Housing & Mortgage
Why You Should Investigate Your Landlord
Records may reveal maintenance problems and tenant complaints
Your landlord knows a lot about you, but what do you know about your landlord?
Building owners and managers routinely use personal information from tenant applications to conduct in-depth background and credit checks themselves, or turn the job over to a private tenant-screening company.
Renters may lack the time, experience and money to scrutinize landlords. Many tenants do not even know who owns the building they live in, because they interact only with property managers, and investors create limited-liability companies, or LLCs, to actually own properties; only the LLCs’ names appear on leases and other documents.
Technology is starting to turn the tables. Crowdsourcing sites like RateMyLandlord.com and ReviewMyLandlord.com give prospective tenants a renter’s-eye-view of property owners and property managers. And state and local governments are posting building code violations and other information online.
Tenants would be wise to do a little snooping before signing a lease, the federal Department of Housing and Urban Development says. “Landlord screening databases … give the tenant some visibility into what is normally a blind spot in the unit leasing process,” the agency said in an email. “The landlord-tenant relationship is a two-way street, and ideally screening is viewed as beneficial to both parties.”
Not unreasonably, property owners screen potential tenants to see if they have the resources (usually a steady job at a certain salary) to reliably pay the rent every month and to see if they have recently filed for bankruptcy.
But the questions don’t end there. Property owners or their proxies may call your last landlord to ask if you were ever late with the rent, loud or obnoxious or damaged the property, and whether they would rent to you again. They also may search court records to see if you have a criminal record or ever filed a civil lawsuit.
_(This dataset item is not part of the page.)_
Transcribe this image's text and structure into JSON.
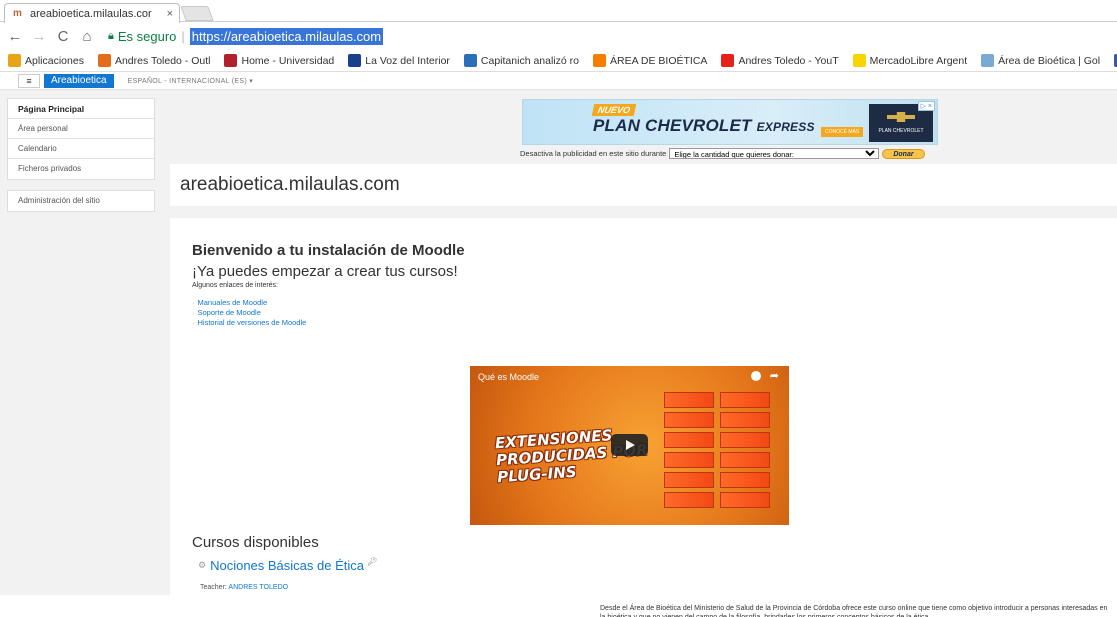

You might not know until too late that your landlord has been sued by tenants, cited for building code violations or used one of the tenant-screening services named in hundreds of lawsuits for having falsely identified innocent applicants as criminals, deadbeats or registered sex offenders.
You can start a background check at the crowdsourced rating site Yelp, where many a victimized tenant has unloaded their story. Use specialized sites like RateMyLandlord.com or ReviewMyLandlord.com to read the reviews critically. And remember that online opinions — good and bad — tend toward hyperbole. However, if the same problem appears in multiple reviews, take it seriously.
To draw a complete picture of your landlord, you may need to learn who is behind the LLC that owns your building and see what tenants at other properties the LLC owns have to say about it. Tenants’ rights groups in New York, Los Angeles, Chicago, the San Francisco Bay Area and Philadelphia offer online databases you can use to look behind the LLC. Intended to help tenants in eviction cases, these sites also are used to investigate potential landlords.
Court records may contain a wealth of information in bankruptcy filings, criminal complaints and lawsuits. Many counties make these records available online free or for a small fee. If you do not want to search county-by-county and can pay more, try private vendors such as Casetext, Lexis and Westlaw.
Property records, which many local governments also make available online through assessors’ or recorders’ offices, can alert you to foreclosures and liens. Landlords in financial trouble often delay repairs or ignore maintenance; if you rent month-to-month, a cash-strapped owner could jack up your rent or evict you to make room for a higher-paying tenant or to make the property more attractive to a buyer.
Violations of building codes and health and safety regulations also are useful, and more local governments are posting them online. The District of Columbia’s Landlord Violations Tool, for example, identifies every building with unresolved violations such as rodent infestations and dangerous wiring. Tenants can use it as a list of landlords to avoid. Ernest Chrappah, director of D.C.’s Department of Consumer and Regulatory Affairs, said it is achieving its primary goal of reducing the number of violations.
These digital checks should not replace a little face-to-face research with the current tenants of the building you are considering and other people in the neighborhood. Yes, it’s a little awkward to ask tough questions of strangers, but they can tell you how well the landlord maintains the property, how quickly it makes repairs, whether its interactions with tenants causes high turnover. Better to hear about a rat infestation before you sign a lease.
In Atlanta, the Home Park Tenant Association is doing some of this work for people looking to move into that neighborhood on the west side of the city. In 2019 it issued a “report card” that ranked landlords in the area. The grades ranged from 100 (perfect) to 40. The group is in the process of surveying tenants for an updated report.
Each of these services, public and private, are trying to level the playing field for renters and landlords, and perhaps take the rancor out of the process.
“We’re trying to inform and empower residents so they can make better decisions,” says Elisa Davidson, the spokeswoman for WYL.co, which has crowdsourced reviews of properties in more than 350 US cities. “We want them to know what they are getting in for before they sign a lease.”